Center for American Progress

RELEASE: New CAP Column Provides a Demographic and Economic Profile of Undocumented Workers on the Pandemic’s Front Lines
Press Release

RELEASE: New CAP Column Provides a Demographic and Economic Profile of Undocumented Workers on the Pandemic’s Front Lines

Washington, D.C. — Almost a year into the pandemic, efforts to lead the country out of the coronavirus crisis and get on a path toward a strong economic recovery must include providing a pathway to citizenship for undocumented immigrants and their families, who have been keeping the country running throughout the health crisis. This is the main recommendation of a new column released today by the Center for American Progress.

The column underscores that is critical for both Congress and the Biden administration not to ignore the many ways that these undocumented workers have contributed to their communities in these difficult times, and Congress should use all necessary tools to put these individuals on a pathway to citizenship.

Key findings include:

  • Across the United States, 5 million undocumented immigrants—nearly 3 in 4 of those in the workforce—are working alongside their neighbors to keep the country safe amid the coronavirus pandemic.
  • Forty states are home to at least 10,000 undocumented essential workers, and in 12 states—California, Texas, New York, Florida, Illinois, New Jersey, Georgia, North Carolina, Virginia, Washington, Maryland, and Arizona—that number is more than 100,000.
  • Each year, undocumented front-line workers and their households pay $47.6 billion in federal taxes and $25.5 billion in state and local taxes.
  • Undocumented immigrants contribute to the social safety net, and their employers pay an additional $14.3 billion in Medicare and Social Security taxes each year.
  • Undocumented essential workers and their households hold $195.2 billion in annual spending power, which is sent back to the local economy.
  • These individuals own 1.2 million homes across the country, paying $14.3 billion in mortgage payments and $33.9 billion in rental payments each year.

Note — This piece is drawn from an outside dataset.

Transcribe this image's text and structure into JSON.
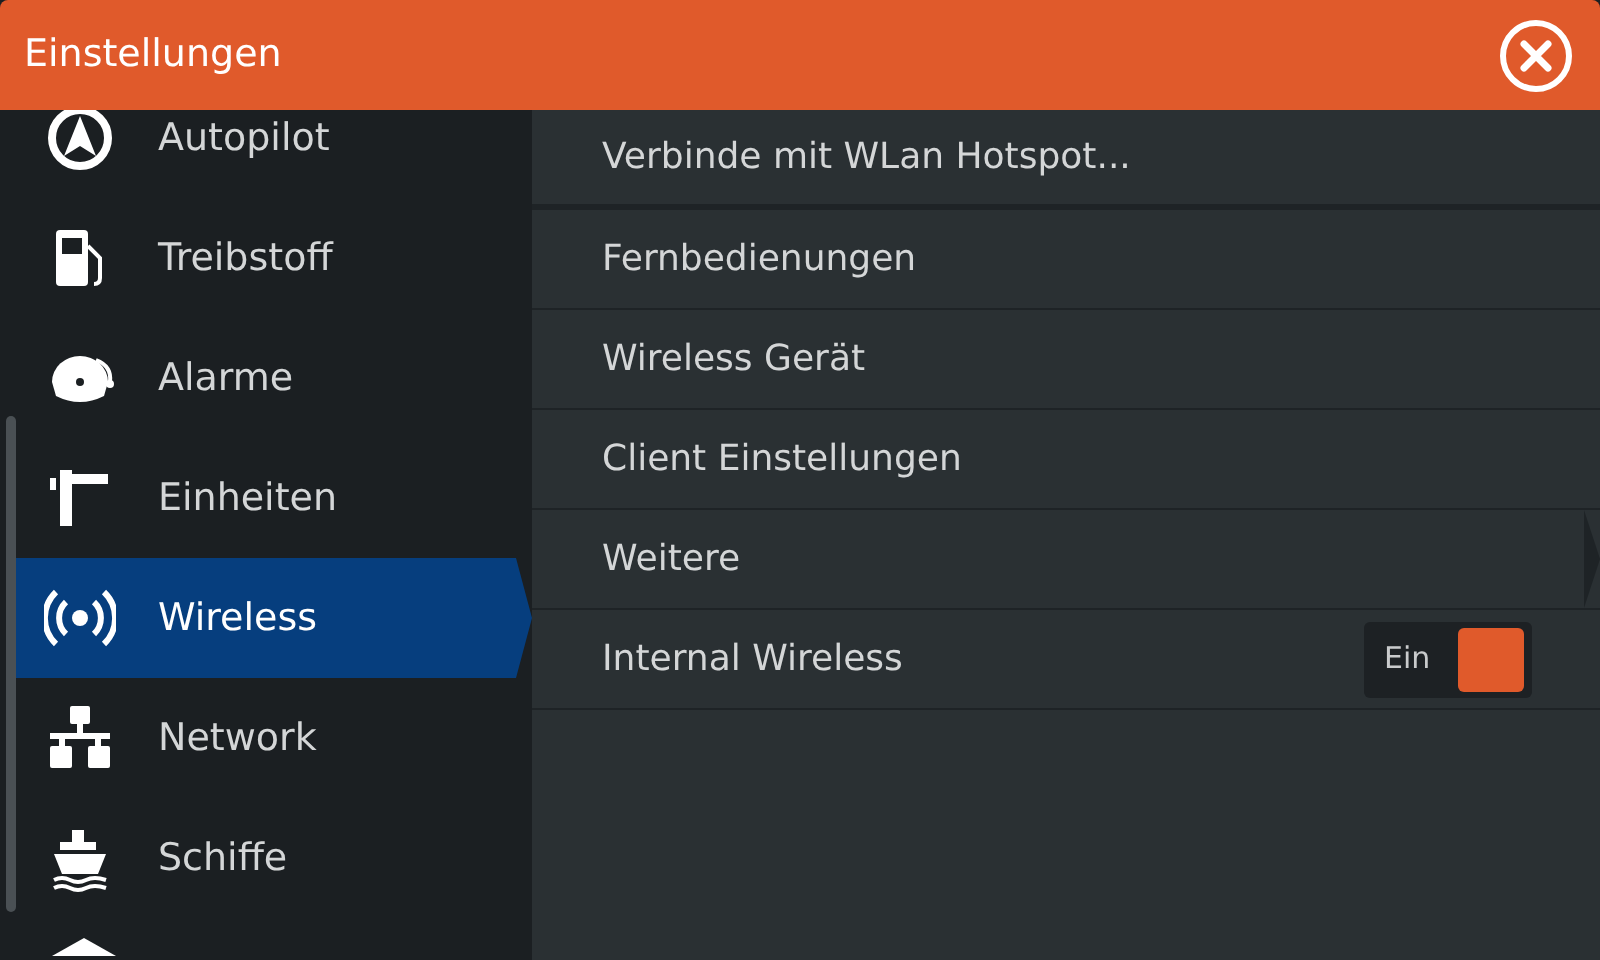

Data also show that undocumented essential workers have long ties to the country, as follows:

  • On average, these workers have lived in the United States for 18 years.
  • Three-quarters of undocumented essential workers have lived in the United States for more than a decade, and almost one-fifth of these workers have lived in the country for at least 25 years.
  • Nearly 4.7 million people in the United States—1.2 million adults and 3.5 million children under 18—are married to or have a parent who is an undocumented essential worker.
  • More than 1.3 million of these family members—882,000 adults and 436,000 children—are undocumented Americans.
  • In 19 states—Texas, California, Florida, New York, Illinois, Georgia, North Carolina, New Jersey, Washington, Virginia, Arizona, Maryland, Colorado, Nevada, Pennsylvania, Tennessee, Oregon, Oklahoma, and Indiana—more than 50,000 residents have a spouse or parent who is an undocumented essential worker.

“Across the United States, millions of undocumented Americans are keeping our communities safe amid the coronavirus pandemic,” says Nicole Prchal Svajlenka, associate director for research on the Immigration Policy team at CAP and author of the column.“Protecting these individuals and their families by putting them on a pathway to citizenship isn’t just the right thing to do, it’s essential to ensuring that our recovery is equitable and robust.”

Related resources:

For more information or to speak with an expert, please contact Claudia Montecinos at [email protected].